On the first day of classes each semester, Karen Riggs stands before her students and lays out her cardinal rule: do not use cell phones in class.
"What I say in my syllabus is 'If I catch you with a cell phone, you lose a half a point off your final grade ... You will also go straight to hell,' " Riggs, a professor and coordinator of the Scripps College of Communication Social Media Certificate, said.
In her 16 years of teaching, Riggs has never allowed the use of cell phones in her classroom. Among many other faculty members, she finds it insulting when a student uses technology during class.
"I cannot win if I'm competing for their attention," Riggs said.
One of Riggs' major concerns with using technology in class is that students become easily distracted. While Riggs said typing notes is more efficient, usually the information is in one ear and out the other.
"You're not making judgments on what's most important ... and you're also not concentrating on what is being said," Riggs said.
Jennifer Howell, an assistant professor of psychology, shares a similar opinion on using technology in the classroom. Without the ability to handwrite notes in class, a student's brain has less understanding of the material being learned, she said.
"Research broadly suggests that people who use technology or have their phones out learn less," Howell said.
To further prove that idea, Howell sets up her classroom in a different way than most. The first two rows are "technology free," where students are required to handwrite their notes while keeping their phones away at all times. In the back of the classroom are "distraction zones," where students may use their laptops and cell phones at their own risk.

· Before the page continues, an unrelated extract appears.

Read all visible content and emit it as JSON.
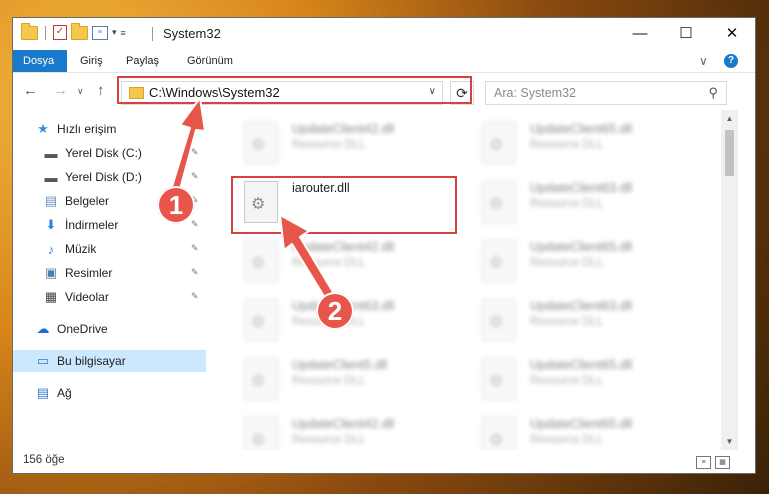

After each exam, Howell reports back to the class how the first two rows performed compared to the rest of the class, and gradually sees more of her students choosing to handwrite their notes instead.
Howell and Riggs' concerns do have merit to them. In a 2010 study done with 62 undergraduate students for the Research in Higher Education Journal, experimenters split the students into two groups: 31 students allowed to text during the lecture, and 31 students required to pay attention. The researchers found the students who were allowed to text during the lecture scored significantly lower than the control group on a quiz.
Astrid Gomez said she understands why some professors choose to keep students off their laptops, but that it also seems like a waste of time and effort.
"No matter what, we're still going to use technology because we're so technology based," Gomez, a sophomore studying nursing, said. "And if not us, then the next generation will definitely be."
Some professors choose to embrace the use of technology in class as a way to engage with their students.
Shadrick Paris, an associate chemistry professor, uses the teaching platform Top Hat to share his presentations with students and interact with them. He asks questions during class that require students to submit answers via their phones or laptops.
"I don't feel that having the classroom be a place where the students only listen is beneficial," Paris said. "It's got to be an interactive process."
As Paris sees more students with laptops, he discourages other professors from banning technology from the classroom entirely.
"To say 'you can't use this device you've purchased for your education' is counterproductive," Paris said. "Isn't it up to us to find a way to take advantage of the fact that they have them?"